PROBLEM TO SOLVE:
Restate each entry below exactly; pictures stay out of the copy.

╭──

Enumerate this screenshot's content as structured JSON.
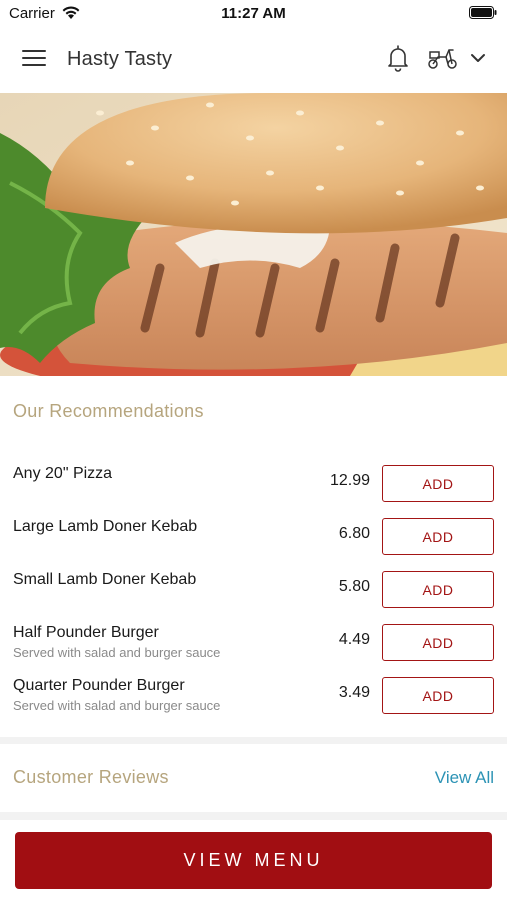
{
  "status_bar": {
    "carrier": "Carrier",
    "time": "11:27 AM"
  },
  "header": {
    "title": "Hasty Tasty",
    "icons": [
      "menu-icon",
      "bell-icon",
      "scooter-icon",
      "chevron-down-icon"
    ]
  },
  "hero": {
    "image": "grilled-chicken-burger-photo"
  },
  "recommendations": {
    "title": "Our Recommendations",
    "add_label": "ADD",
    "items": [
      {
        "name": "Any 20\" Pizza",
        "description": "",
        "price": "12.99"
      },
      {
        "name": "Large Lamb Doner Kebab",
        "description": "",
        "price": "6.80"
      },
      {
        "name": "Small Lamb Doner Kebab",
        "description": "",
        "price": "5.80"
      },
      {
        "name": "Half Pounder Burger",
        "description": "Served with salad and burger sauce",
        "price": "4.49"
      },
      {
        "name": "Quarter Pounder Burger",
        "description": "Served with salad and burger sauce",
        "price": "3.49"
      }
    ]
  },
  "reviews": {
    "title": "Customer Reviews",
    "view_all_label": "View All"
  },
  "footer": {
    "view_menu_label": "VIEW MENU"
  },
  "colors": {
    "accent": "#a10e12",
    "section_title": "#b6a57e",
    "link": "#2c93b5"
  }
}
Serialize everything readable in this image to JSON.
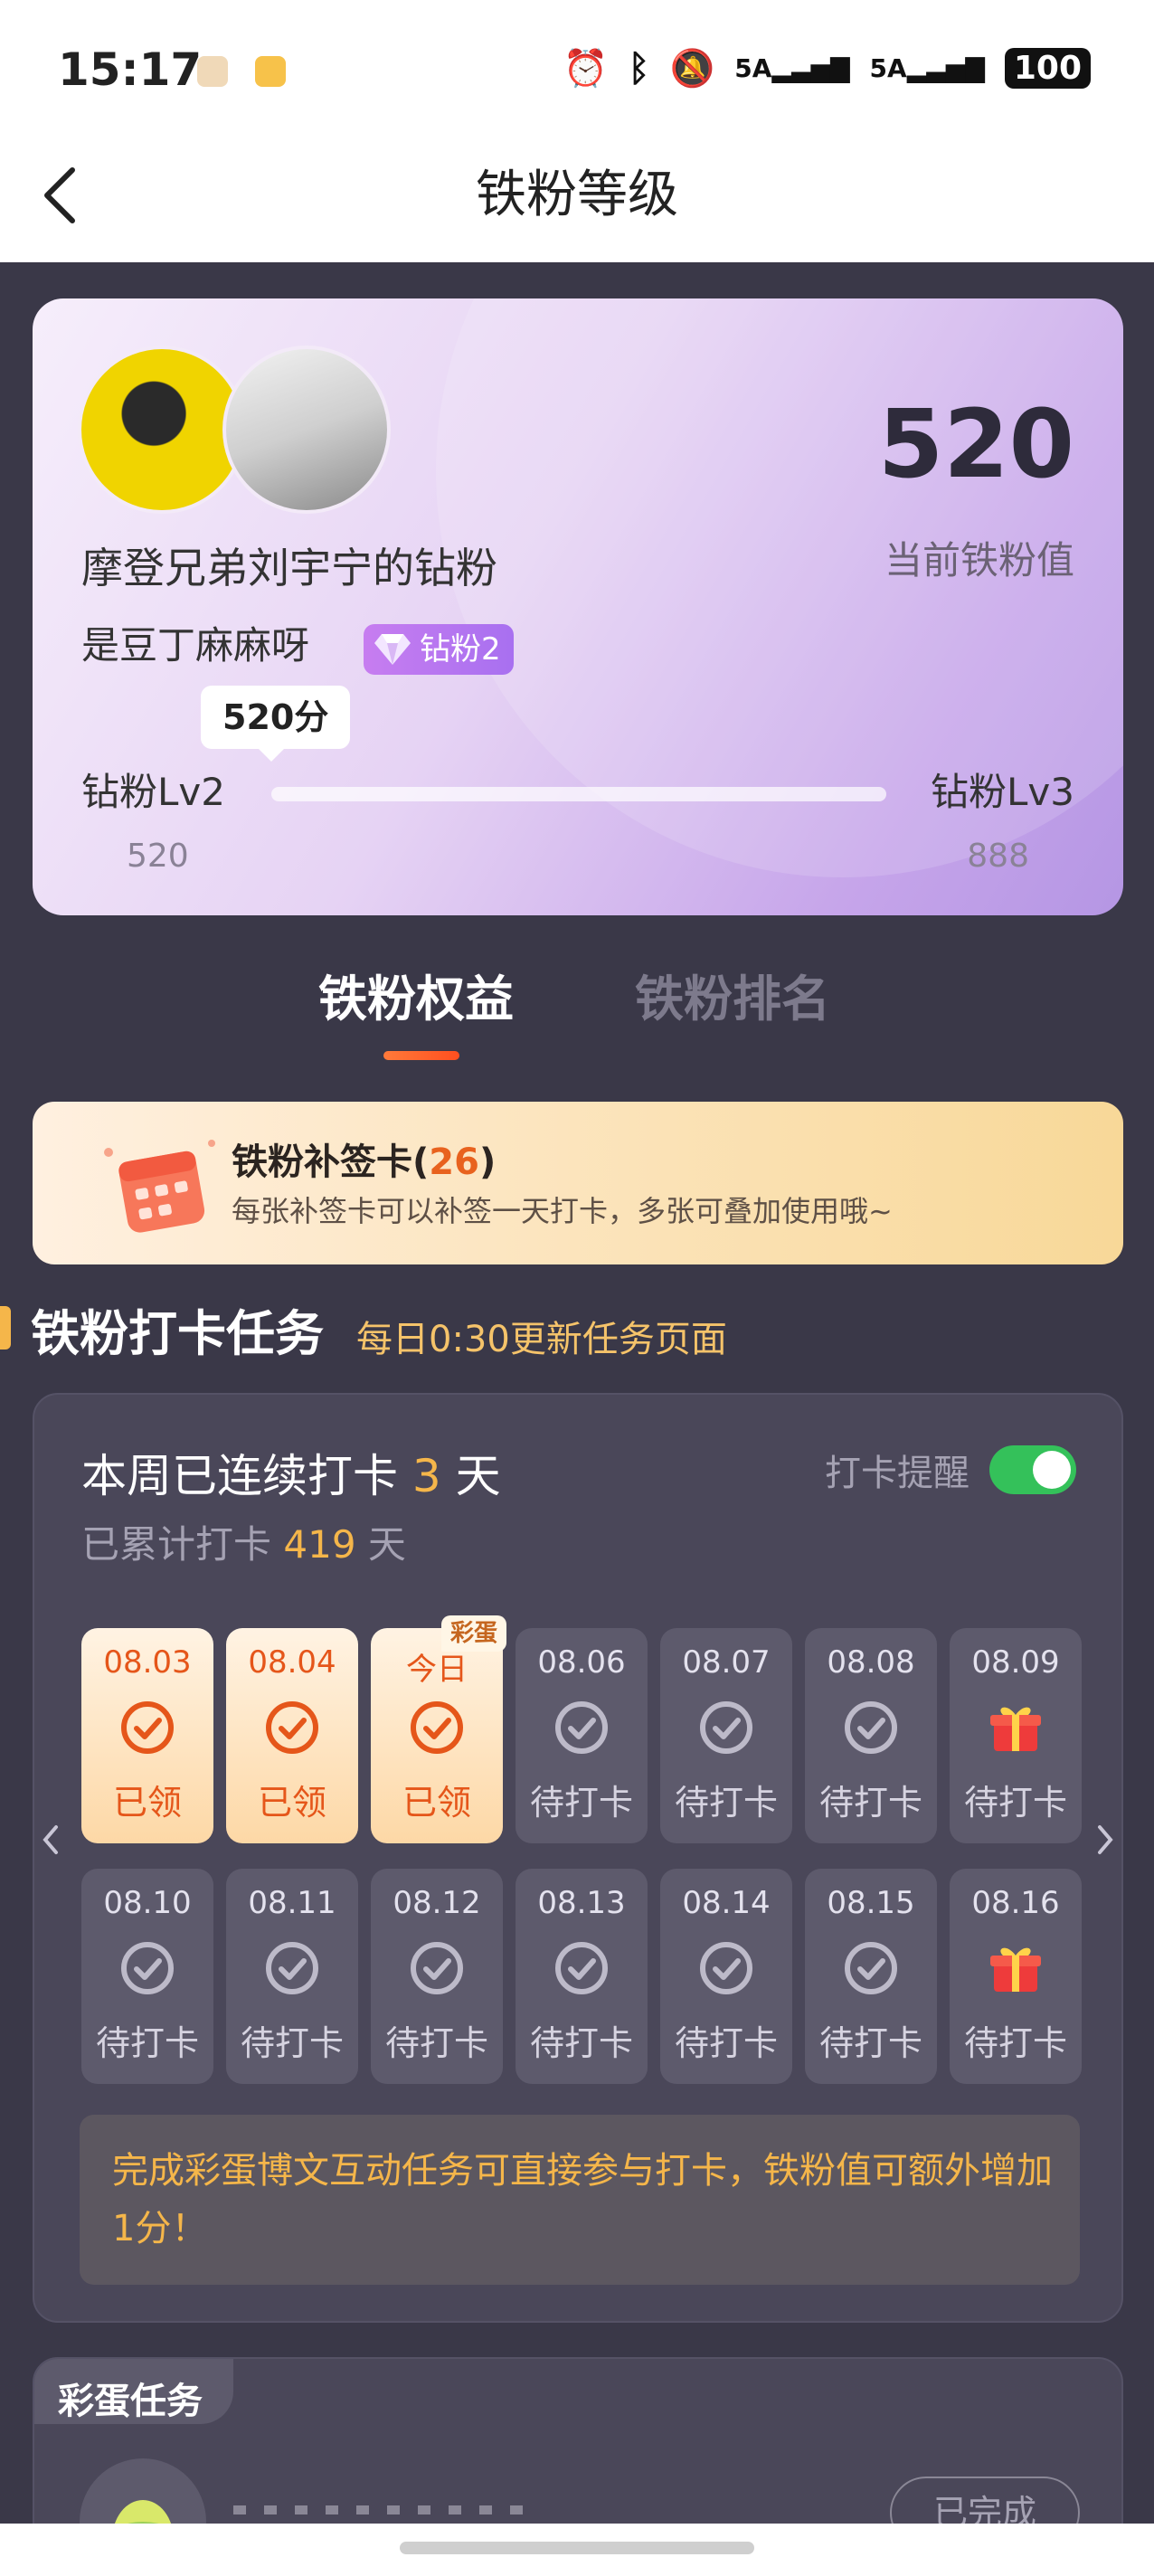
{
  "status": {
    "time": "15:17",
    "net1": "5A",
    "net2": "5A",
    "battery": "100"
  },
  "nav": {
    "title": "铁粉等级"
  },
  "profile": {
    "fan_title": "摩登兄弟刘宇宁的钻粉",
    "user_name": "是豆丁麻麻呀",
    "badge": "钻粉2",
    "score": "520",
    "score_label": "当前铁粉值",
    "bubble": "520分",
    "level_current": "钻粉Lv2",
    "level_next": "钻粉Lv3",
    "level_current_value": "520",
    "level_next_value": "888",
    "progress_fraction": 0.0
  },
  "tabs": [
    {
      "label": "铁粉权益",
      "active": true
    },
    {
      "label": "铁粉排名",
      "active": false
    }
  ],
  "makeup_card": {
    "title": "铁粉补签卡(",
    "count": "26",
    "title_end": ")",
    "desc": "每张补签卡可以补签一天打卡，多张可叠加使用哦~"
  },
  "section": {
    "title": "铁粉打卡任务",
    "subtitle": "每日0:30更新任务页面"
  },
  "checkin": {
    "streak_prefix": "本周已连续打卡",
    "streak_days": "3",
    "streak_suffix": "天",
    "total_prefix": "已累计打卡",
    "total_days": "419",
    "total_suffix": "天",
    "remind_label": "打卡提醒",
    "remind_on": true,
    "egg_tag": "彩蛋",
    "days": [
      {
        "date": "08.03",
        "status": "已领",
        "state": "done",
        "icon": "check-circle-icon"
      },
      {
        "date": "08.04",
        "status": "已领",
        "state": "done",
        "icon": "check-circle-icon"
      },
      {
        "date": "今日",
        "status": "已领",
        "state": "done",
        "icon": "check-circle-icon"
      },
      {
        "date": "08.06",
        "status": "待打卡",
        "state": "pending",
        "icon": "check-circle-icon"
      },
      {
        "date": "08.07",
        "status": "待打卡",
        "state": "pending",
        "icon": "check-circle-icon"
      },
      {
        "date": "08.08",
        "status": "待打卡",
        "state": "pending",
        "icon": "check-circle-icon"
      },
      {
        "date": "08.09",
        "status": "待打卡",
        "state": "pending",
        "icon": "gift-icon"
      },
      {
        "date": "08.10",
        "status": "待打卡",
        "state": "pending",
        "icon": "check-circle-icon"
      },
      {
        "date": "08.11",
        "status": "待打卡",
        "state": "pending",
        "icon": "check-circle-icon"
      },
      {
        "date": "08.12",
        "status": "待打卡",
        "state": "pending",
        "icon": "check-circle-icon"
      },
      {
        "date": "08.13",
        "status": "待打卡",
        "state": "pending",
        "icon": "check-circle-icon"
      },
      {
        "date": "08.14",
        "status": "待打卡",
        "state": "pending",
        "icon": "check-circle-icon"
      },
      {
        "date": "08.15",
        "status": "待打卡",
        "state": "pending",
        "icon": "check-circle-icon"
      },
      {
        "date": "08.16",
        "status": "待打卡",
        "state": "pending",
        "icon": "gift-icon"
      }
    ],
    "tip": "完成彩蛋博文互动任务可直接参与打卡，铁粉值可额外增加1分！"
  },
  "egg_tasks": {
    "title": "彩蛋任务",
    "button": "已完成"
  },
  "colors": {
    "accent_orange": "#e5561a",
    "gold": "#f5b64a",
    "toggle_green": "#34c15a"
  }
}
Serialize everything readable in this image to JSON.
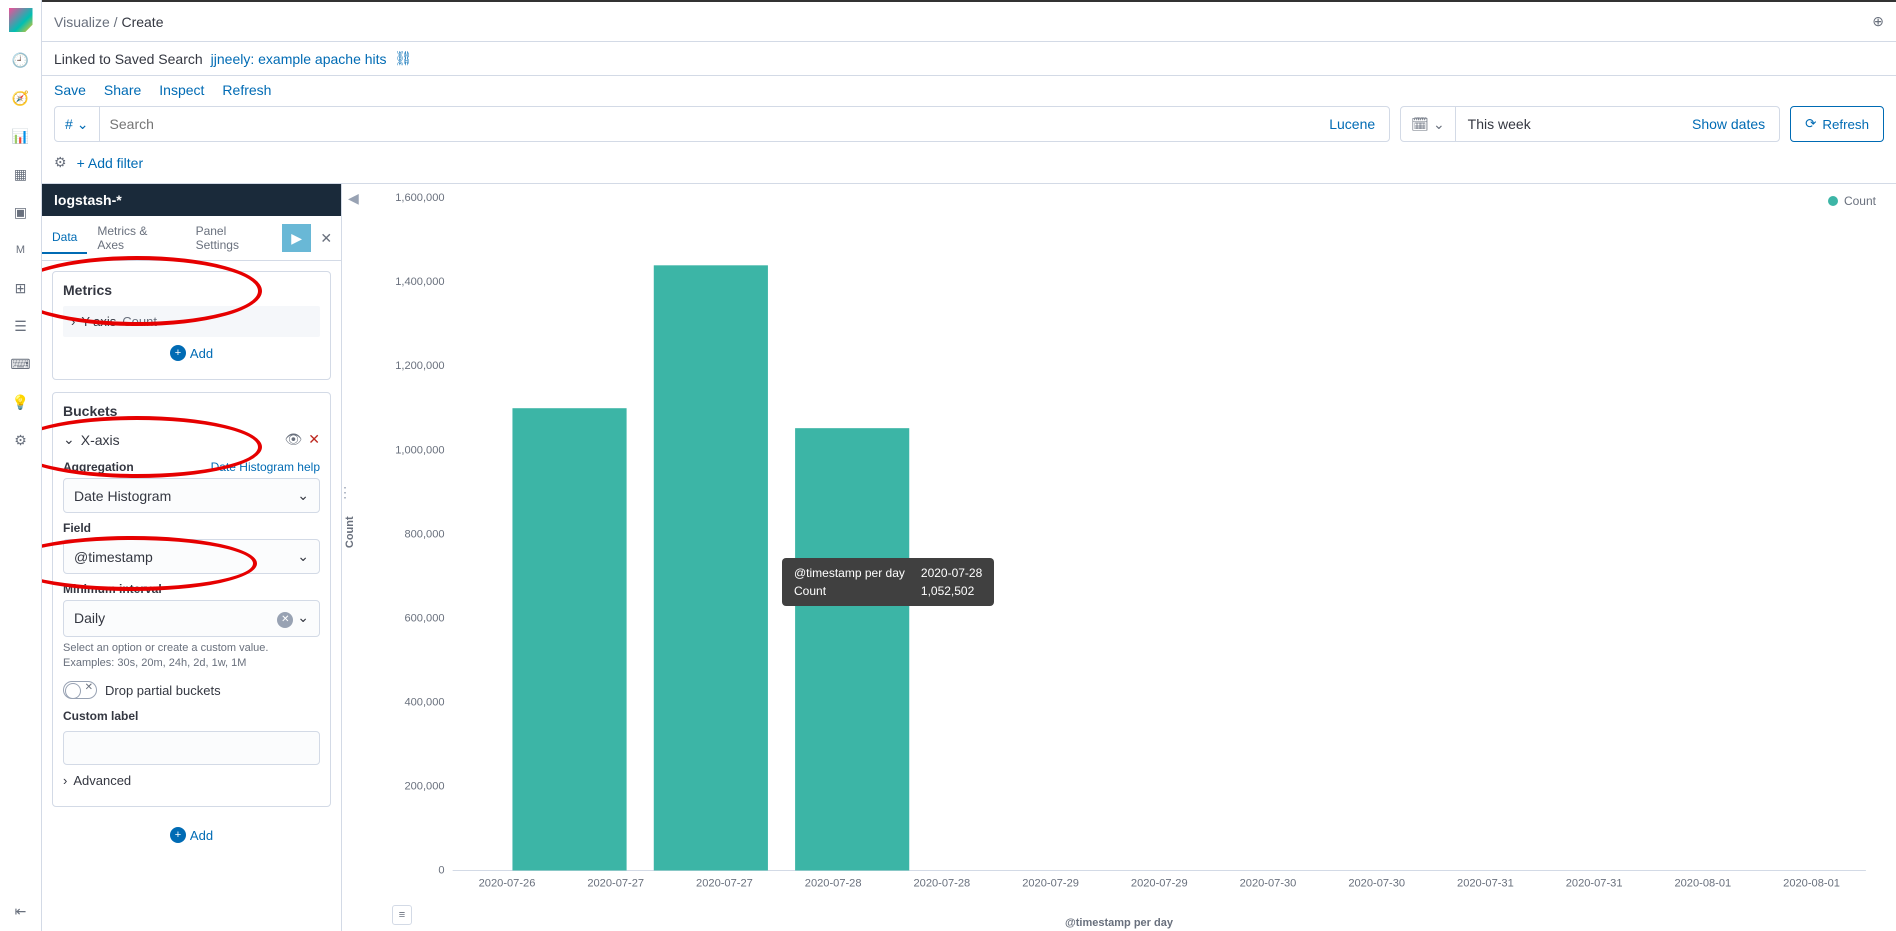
{
  "breadcrumb": {
    "section": "Visualize",
    "current": "Create"
  },
  "linked_search": {
    "prefix": "Linked to Saved Search",
    "name": "jjneely: example apache hits"
  },
  "actions": {
    "save": "Save",
    "share": "Share",
    "inspect": "Inspect",
    "refresh": "Refresh"
  },
  "query": {
    "prefix": "#",
    "placeholder": "Search",
    "lang": "Lucene"
  },
  "datepicker": {
    "value": "This week",
    "showdates": "Show dates"
  },
  "refresh_btn": "Refresh",
  "addfilter": "+ Add filter",
  "index_pattern": "logstash-*",
  "tabs": {
    "data": "Data",
    "metrics_axes": "Metrics & Axes",
    "panel": "Panel Settings"
  },
  "metrics": {
    "title": "Metrics",
    "yaxis_label": "Y-axis",
    "yaxis_value": "Count",
    "add": "Add"
  },
  "buckets": {
    "title": "Buckets",
    "xaxis": "X-axis",
    "agg_label": "Aggregation",
    "agg_help": "Date Histogram help",
    "agg_value": "Date Histogram",
    "field_label": "Field",
    "field_value": "@timestamp",
    "interval_label": "Minimum interval",
    "interval_value": "Daily",
    "interval_hint": "Select an option or create a custom value. Examples: 30s, 20m, 24h, 2d, 1w, 1M",
    "drop_partial": "Drop partial buckets",
    "custom_label": "Custom label",
    "advanced": "Advanced",
    "add": "Add"
  },
  "tooltip": {
    "key_label": "@timestamp per day",
    "key_value": "2020-07-28",
    "count_label": "Count",
    "count_value": "1,052,502"
  },
  "legend": {
    "series": "Count"
  },
  "chart_data": {
    "type": "bar",
    "title": "",
    "xlabel": "@timestamp per day",
    "ylabel": "Count",
    "ylim": [
      0,
      1600000
    ],
    "yticks": [
      0,
      200000,
      400000,
      600000,
      800000,
      1000000,
      1200000,
      1400000,
      1600000
    ],
    "ytick_labels": [
      "0",
      "200,000",
      "400,000",
      "600,000",
      "800,000",
      "1,000,000",
      "1,200,000",
      "1,400,000",
      "1,600,000"
    ],
    "xticks": [
      "2020-07-26",
      "2020-07-27",
      "2020-07-27",
      "2020-07-28",
      "2020-07-28",
      "2020-07-29",
      "2020-07-29",
      "2020-07-30",
      "2020-07-30",
      "2020-07-31",
      "2020-07-31",
      "2020-08-01",
      "2020-08-01"
    ],
    "series": [
      {
        "name": "Count",
        "color": "#3cb5a6",
        "categories": [
          "2020-07-26",
          "2020-07-27",
          "2020-07-28"
        ],
        "values": [
          1100000,
          1440000,
          1052502
        ]
      }
    ]
  }
}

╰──

OUTPUT OF THE TASK:
Enumerate this screenshot's content as structured JSON.
{
  "status_bar": {
    "carrier": "Carrier",
    "time": "11:27 AM"
  },
  "header": {
    "title": "Hasty Tasty",
    "icons": [
      "menu-icon",
      "bell-icon",
      "scooter-icon",
      "chevron-down-icon"
    ]
  },
  "hero": {
    "image": "grilled-chicken-burger-photo"
  },
  "recommendations": {
    "title": "Our Recommendations",
    "add_label": "ADD",
    "items": [
      {
        "name": "Any 20\" Pizza",
        "description": "",
        "price": "12.99"
      },
      {
        "name": "Large Lamb Doner Kebab",
        "description": "",
        "price": "6.80"
      },
      {
        "name": "Small Lamb Doner Kebab",
        "description": "",
        "price": "5.80"
      },
      {
        "name": "Half Pounder Burger",
        "description": "Served with salad and burger sauce",
        "price": "4.49"
      },
      {
        "name": "Quarter Pounder Burger",
        "description": "Served with salad and burger sauce",
        "price": "3.49"
      }
    ]
  },
  "reviews": {
    "title": "Customer Reviews",
    "view_all_label": "View All"
  },
  "footer": {
    "view_menu_label": "VIEW MENU"
  },
  "colors": {
    "accent": "#a10e12",
    "section_title": "#b6a57e",
    "link": "#2c93b5"
  }
}
Serialize everything readable in this image to JSON.
{
  "status": {
    "time": "15:17",
    "net1": "5A",
    "net2": "5A",
    "battery": "100"
  },
  "nav": {
    "title": "铁粉等级"
  },
  "profile": {
    "fan_title": "摩登兄弟刘宇宁的钻粉",
    "user_name": "是豆丁麻麻呀",
    "badge": "钻粉2",
    "score": "520",
    "score_label": "当前铁粉值",
    "bubble": "520分",
    "level_current": "钻粉Lv2",
    "level_next": "钻粉Lv3",
    "level_current_value": "520",
    "level_next_value": "888",
    "progress_fraction": 0.0
  },
  "tabs": [
    {
      "label": "铁粉权益",
      "active": true
    },
    {
      "label": "铁粉排名",
      "active": false
    }
  ],
  "makeup_card": {
    "title": "铁粉补签卡(",
    "count": "26",
    "title_end": ")",
    "desc": "每张补签卡可以补签一天打卡，多张可叠加使用哦~"
  },
  "section": {
    "title": "铁粉打卡任务",
    "subtitle": "每日0:30更新任务页面"
  },
  "checkin": {
    "streak_prefix": "本周已连续打卡",
    "streak_days": "3",
    "streak_suffix": "天",
    "total_prefix": "已累计打卡",
    "total_days": "419",
    "total_suffix": "天",
    "remind_label": "打卡提醒",
    "remind_on": true,
    "egg_tag": "彩蛋",
    "days": [
      {
        "date": "08.03",
        "status": "已领",
        "state": "done",
        "icon": "check-circle-icon"
      },
      {
        "date": "08.04",
        "status": "已领",
        "state": "done",
        "icon": "check-circle-icon"
      },
      {
        "date": "今日",
        "status": "已领",
        "state": "done",
        "icon": "check-circle-icon"
      },
      {
        "date": "08.06",
        "status": "待打卡",
        "state": "pending",
        "icon": "check-circle-icon"
      },
      {
        "date": "08.07",
        "status": "待打卡",
        "state": "pending",
        "icon": "check-circle-icon"
      },
      {
        "date": "08.08",
        "status": "待打卡",
        "state": "pending",
        "icon": "check-circle-icon"
      },
      {
        "date": "08.09",
        "status": "待打卡",
        "state": "pending",
        "icon": "gift-icon"
      },
      {
        "date": "08.10",
        "status": "待打卡",
        "state": "pending",
        "icon": "check-circle-icon"
      },
      {
        "date": "08.11",
        "status": "待打卡",
        "state": "pending",
        "icon": "check-circle-icon"
      },
      {
        "date": "08.12",
        "status": "待打卡",
        "state": "pending",
        "icon": "check-circle-icon"
      },
      {
        "date": "08.13",
        "status": "待打卡",
        "state": "pending",
        "icon": "check-circle-icon"
      },
      {
        "date": "08.14",
        "status": "待打卡",
        "state": "pending",
        "icon": "check-circle-icon"
      },
      {
        "date": "08.15",
        "status": "待打卡",
        "state": "pending",
        "icon": "check-circle-icon"
      },
      {
        "date": "08.16",
        "status": "待打卡",
        "state": "pending",
        "icon": "gift-icon"
      }
    ],
    "tip": "完成彩蛋博文互动任务可直接参与打卡，铁粉值可额外增加1分！"
  },
  "egg_tasks": {
    "title": "彩蛋任务",
    "button": "已完成"
  },
  "colors": {
    "accent_orange": "#e5561a",
    "gold": "#f5b64a",
    "toggle_green": "#34c15a"
  }
}
Serialize everything readable in this image to JSON.
{
  "breadcrumb": {
    "section": "Visualize",
    "current": "Create"
  },
  "linked_search": {
    "prefix": "Linked to Saved Search",
    "name": "jjneely: example apache hits"
  },
  "actions": {
    "save": "Save",
    "share": "Share",
    "inspect": "Inspect",
    "refresh": "Refresh"
  },
  "query": {
    "prefix": "#",
    "placeholder": "Search",
    "lang": "Lucene"
  },
  "datepicker": {
    "value": "This week",
    "showdates": "Show dates"
  },
  "refresh_btn": "Refresh",
  "addfilter": "+ Add filter",
  "index_pattern": "logstash-*",
  "tabs": {
    "data": "Data",
    "metrics_axes": "Metrics & Axes",
    "panel": "Panel Settings"
  },
  "metrics": {
    "title": "Metrics",
    "yaxis_label": "Y-axis",
    "yaxis_value": "Count",
    "add": "Add"
  },
  "buckets": {
    "title": "Buckets",
    "xaxis": "X-axis",
    "agg_label": "Aggregation",
    "agg_help": "Date Histogram help",
    "agg_value": "Date Histogram",
    "field_label": "Field",
    "field_value": "@timestamp",
    "interval_label": "Minimum interval",
    "interval_value": "Daily",
    "interval_hint": "Select an option or create a custom value. Examples: 30s, 20m, 24h, 2d, 1w, 1M",
    "drop_partial": "Drop partial buckets",
    "custom_label": "Custom label",
    "advanced": "Advanced",
    "add": "Add"
  },
  "tooltip": {
    "key_label": "@timestamp per day",
    "key_value": "2020-07-28",
    "count_label": "Count",
    "count_value": "1,052,502"
  },
  "legend": {
    "series": "Count"
  },
  "chart_data": {
    "type": "bar",
    "title": "",
    "xlabel": "@timestamp per day",
    "ylabel": "Count",
    "ylim": [
      0,
      1600000
    ],
    "yticks": [
      0,
      200000,
      400000,
      600000,
      800000,
      1000000,
      1200000,
      1400000,
      1600000
    ],
    "ytick_labels": [
      "0",
      "200,000",
      "400,000",
      "600,000",
      "800,000",
      "1,000,000",
      "1,200,000",
      "1,400,000",
      "1,600,000"
    ],
    "xticks": [
      "2020-07-26",
      "2020-07-27",
      "2020-07-27",
      "2020-07-28",
      "2020-07-28",
      "2020-07-29",
      "2020-07-29",
      "2020-07-30",
      "2020-07-30",
      "2020-07-31",
      "2020-07-31",
      "2020-08-01",
      "2020-08-01"
    ],
    "series": [
      {
        "name": "Count",
        "color": "#3cb5a6",
        "categories": [
          "2020-07-26",
          "2020-07-27",
          "2020-07-28"
        ],
        "values": [
          1100000,
          1440000,
          1052502
        ]
      }
    ]
  }
}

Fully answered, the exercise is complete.